A handful of Cambria County elected officials were present – Commissioners Thomas Chernisky and Scott Hunt, District Attorney Gregory Neugebauer and Recorder of Deeds Melissa Kimla – and staffers were sent from the offices of U.S. Sen. Pat Toomey, R-Pa., and U.S. Rep. John Joyce, R-Blair.
The COVID-19 pandemic piled bad news on top of bad news for farmers in Cambria County and across the United States, said Martin Yahner, governmental relations director for the Cambria County Farm Bureau.
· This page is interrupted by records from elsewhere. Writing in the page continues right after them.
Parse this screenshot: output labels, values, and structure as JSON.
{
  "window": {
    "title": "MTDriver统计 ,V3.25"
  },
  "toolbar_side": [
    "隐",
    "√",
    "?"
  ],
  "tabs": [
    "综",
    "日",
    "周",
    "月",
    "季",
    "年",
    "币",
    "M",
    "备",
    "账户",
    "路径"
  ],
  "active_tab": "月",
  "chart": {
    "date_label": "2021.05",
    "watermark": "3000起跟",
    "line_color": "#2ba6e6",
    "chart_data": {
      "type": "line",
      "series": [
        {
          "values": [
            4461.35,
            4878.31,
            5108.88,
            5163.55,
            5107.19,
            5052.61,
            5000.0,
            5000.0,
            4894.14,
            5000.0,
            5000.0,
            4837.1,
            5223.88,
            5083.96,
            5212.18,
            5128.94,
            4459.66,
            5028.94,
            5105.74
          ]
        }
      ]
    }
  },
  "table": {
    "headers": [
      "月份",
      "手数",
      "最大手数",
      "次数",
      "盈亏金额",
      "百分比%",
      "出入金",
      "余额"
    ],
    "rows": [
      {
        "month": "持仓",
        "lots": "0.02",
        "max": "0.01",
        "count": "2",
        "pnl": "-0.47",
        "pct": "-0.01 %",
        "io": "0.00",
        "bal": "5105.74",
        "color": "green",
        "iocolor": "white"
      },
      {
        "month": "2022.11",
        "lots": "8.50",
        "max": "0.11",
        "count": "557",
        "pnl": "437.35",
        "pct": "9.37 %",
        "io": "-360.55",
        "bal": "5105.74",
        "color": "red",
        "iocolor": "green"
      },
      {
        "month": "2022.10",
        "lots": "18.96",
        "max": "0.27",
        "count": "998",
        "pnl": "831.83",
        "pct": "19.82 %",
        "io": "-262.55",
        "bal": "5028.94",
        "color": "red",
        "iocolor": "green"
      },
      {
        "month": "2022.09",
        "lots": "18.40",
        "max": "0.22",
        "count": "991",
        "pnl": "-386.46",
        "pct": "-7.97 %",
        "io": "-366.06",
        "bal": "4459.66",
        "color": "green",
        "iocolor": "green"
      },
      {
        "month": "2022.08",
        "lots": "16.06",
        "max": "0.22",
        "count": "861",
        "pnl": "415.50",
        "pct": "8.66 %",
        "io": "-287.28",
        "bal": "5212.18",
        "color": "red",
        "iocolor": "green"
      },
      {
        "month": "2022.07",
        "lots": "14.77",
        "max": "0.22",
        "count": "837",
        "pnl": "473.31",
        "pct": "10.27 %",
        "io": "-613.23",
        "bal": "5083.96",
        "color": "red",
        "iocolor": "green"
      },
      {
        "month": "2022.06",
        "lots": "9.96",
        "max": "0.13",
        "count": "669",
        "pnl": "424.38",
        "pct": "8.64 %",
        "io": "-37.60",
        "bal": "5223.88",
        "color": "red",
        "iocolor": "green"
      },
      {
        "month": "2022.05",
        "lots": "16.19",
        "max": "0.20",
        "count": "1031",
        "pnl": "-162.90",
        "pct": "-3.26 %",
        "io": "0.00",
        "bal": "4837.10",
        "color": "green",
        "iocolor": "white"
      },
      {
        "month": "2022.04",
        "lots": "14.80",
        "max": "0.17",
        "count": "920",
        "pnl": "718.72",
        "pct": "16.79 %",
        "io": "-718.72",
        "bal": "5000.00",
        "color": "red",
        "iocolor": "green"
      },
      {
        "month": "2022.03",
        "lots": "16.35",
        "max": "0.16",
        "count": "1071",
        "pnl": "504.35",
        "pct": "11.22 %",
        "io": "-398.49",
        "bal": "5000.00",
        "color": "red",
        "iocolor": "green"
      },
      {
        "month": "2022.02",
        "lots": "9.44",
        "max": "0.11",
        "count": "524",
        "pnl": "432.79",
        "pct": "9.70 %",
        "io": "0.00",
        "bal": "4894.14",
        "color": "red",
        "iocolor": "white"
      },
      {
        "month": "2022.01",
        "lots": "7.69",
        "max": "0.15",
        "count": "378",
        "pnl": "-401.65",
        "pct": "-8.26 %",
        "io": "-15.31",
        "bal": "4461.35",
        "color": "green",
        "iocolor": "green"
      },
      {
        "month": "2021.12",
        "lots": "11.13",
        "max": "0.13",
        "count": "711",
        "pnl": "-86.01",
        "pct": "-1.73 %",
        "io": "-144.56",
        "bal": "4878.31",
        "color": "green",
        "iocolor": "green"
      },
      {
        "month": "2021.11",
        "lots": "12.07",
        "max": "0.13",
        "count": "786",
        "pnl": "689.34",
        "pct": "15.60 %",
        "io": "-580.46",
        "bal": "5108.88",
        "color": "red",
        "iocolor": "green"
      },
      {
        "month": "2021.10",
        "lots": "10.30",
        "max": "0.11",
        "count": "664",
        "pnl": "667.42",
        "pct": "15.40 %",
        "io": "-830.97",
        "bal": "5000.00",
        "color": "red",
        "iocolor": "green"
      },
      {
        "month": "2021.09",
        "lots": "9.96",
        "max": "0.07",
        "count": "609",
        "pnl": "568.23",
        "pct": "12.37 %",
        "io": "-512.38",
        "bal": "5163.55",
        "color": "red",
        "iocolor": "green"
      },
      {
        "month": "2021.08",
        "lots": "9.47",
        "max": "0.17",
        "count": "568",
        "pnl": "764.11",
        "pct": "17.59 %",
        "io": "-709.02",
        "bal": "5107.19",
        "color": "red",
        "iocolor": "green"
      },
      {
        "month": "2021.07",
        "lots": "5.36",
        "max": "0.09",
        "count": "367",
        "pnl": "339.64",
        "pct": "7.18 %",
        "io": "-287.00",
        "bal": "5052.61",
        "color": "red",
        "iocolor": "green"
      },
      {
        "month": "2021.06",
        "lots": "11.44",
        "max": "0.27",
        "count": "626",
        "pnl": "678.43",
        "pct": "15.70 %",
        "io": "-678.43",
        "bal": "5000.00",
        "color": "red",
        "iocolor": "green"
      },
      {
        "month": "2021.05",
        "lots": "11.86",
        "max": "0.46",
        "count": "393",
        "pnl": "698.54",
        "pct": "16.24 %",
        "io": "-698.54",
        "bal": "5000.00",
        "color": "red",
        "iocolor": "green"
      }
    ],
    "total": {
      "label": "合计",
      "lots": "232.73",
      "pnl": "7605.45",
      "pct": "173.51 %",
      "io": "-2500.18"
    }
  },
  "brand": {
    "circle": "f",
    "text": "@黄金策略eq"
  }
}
“The agriculture economy in this nation has been bad for eight years before COVID ever hit,” Yahner said. “The ag-conomy just did not come back like the rest of the macro-economy in the United States in the last several years. There are a lot of reasons for that – weather, commodity prices, supply and demand issues, trade wars. … Then COVID hit, and that made things much worse.”
The pandemic caused the closure of schools and restaurants across the country, and the resulting supply chain disruptions led farmers to plow under or otherwise destroy crops or euthanize animals that couldn’t be sold.
“We have some recovery going on now, which is good,” Yahner said. “Government payments have helped farmers tremendously. On one hand, I personally and the Farm Bureau would rather have markets than government payments for a lot of reasons, but we have to save our industry.”
Economic issues are part of the reason why mental health is “a big, big problem in agriculture right now,” as Yahner put it.
“Farm bankruptcies are as high now as they’ve been across this nation since the 1980s and the Great Recession,” Yahner said. “It’s real, real tough out there. It’s real sad when you hear about farmers committing suicide, but that’s what’s been going on. It’s just another reality.”
State legislators to protect funding in the state budget for Penn State Extension, University of Pennsylvania School of Veterinary Medicine and core functions within the Pennsylvania Department of Agriculture – called “the three big things that we need to properly fund in Pennsylvania” by Yahner. They were also asked to continue funding grants “that strengthen the agriculture supply chain and encourage on-farm diversity,” such as Dairy Development grants and grants to small meat processors.